[Study material]
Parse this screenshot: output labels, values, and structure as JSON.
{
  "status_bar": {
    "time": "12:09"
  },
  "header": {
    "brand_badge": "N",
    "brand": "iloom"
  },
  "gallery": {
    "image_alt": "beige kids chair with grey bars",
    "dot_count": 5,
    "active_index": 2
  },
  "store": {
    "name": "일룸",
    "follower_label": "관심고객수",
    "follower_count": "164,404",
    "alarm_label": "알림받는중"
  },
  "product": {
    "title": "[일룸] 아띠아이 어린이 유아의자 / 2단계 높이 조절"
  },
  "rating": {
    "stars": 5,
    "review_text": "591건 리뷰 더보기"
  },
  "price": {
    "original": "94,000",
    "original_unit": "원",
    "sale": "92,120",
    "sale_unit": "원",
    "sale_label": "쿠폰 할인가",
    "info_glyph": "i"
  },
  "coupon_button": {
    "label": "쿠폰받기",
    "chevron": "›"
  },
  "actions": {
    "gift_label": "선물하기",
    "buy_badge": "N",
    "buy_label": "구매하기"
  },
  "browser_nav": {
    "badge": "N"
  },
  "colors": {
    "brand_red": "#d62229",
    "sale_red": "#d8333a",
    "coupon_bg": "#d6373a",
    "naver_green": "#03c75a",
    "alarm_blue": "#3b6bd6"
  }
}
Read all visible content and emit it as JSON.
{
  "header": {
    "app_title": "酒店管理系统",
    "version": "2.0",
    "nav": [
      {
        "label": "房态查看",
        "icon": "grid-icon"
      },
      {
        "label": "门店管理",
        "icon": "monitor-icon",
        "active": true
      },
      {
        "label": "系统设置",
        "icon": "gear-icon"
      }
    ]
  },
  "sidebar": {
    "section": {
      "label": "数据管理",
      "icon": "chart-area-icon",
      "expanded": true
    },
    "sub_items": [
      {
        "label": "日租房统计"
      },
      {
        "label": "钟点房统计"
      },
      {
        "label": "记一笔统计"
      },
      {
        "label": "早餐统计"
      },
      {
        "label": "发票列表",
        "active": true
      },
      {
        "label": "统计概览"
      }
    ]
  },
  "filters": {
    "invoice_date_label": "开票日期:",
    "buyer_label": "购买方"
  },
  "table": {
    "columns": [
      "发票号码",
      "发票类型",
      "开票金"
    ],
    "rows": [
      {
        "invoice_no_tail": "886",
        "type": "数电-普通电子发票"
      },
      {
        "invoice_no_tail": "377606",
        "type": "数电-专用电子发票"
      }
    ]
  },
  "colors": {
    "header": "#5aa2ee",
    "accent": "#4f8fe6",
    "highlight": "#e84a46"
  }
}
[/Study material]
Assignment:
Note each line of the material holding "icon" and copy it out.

Task output:
        "icon": "grid-icon"
        "icon": "monitor-icon",
        "icon": "gear-icon"
      "icon": "chart-area-icon",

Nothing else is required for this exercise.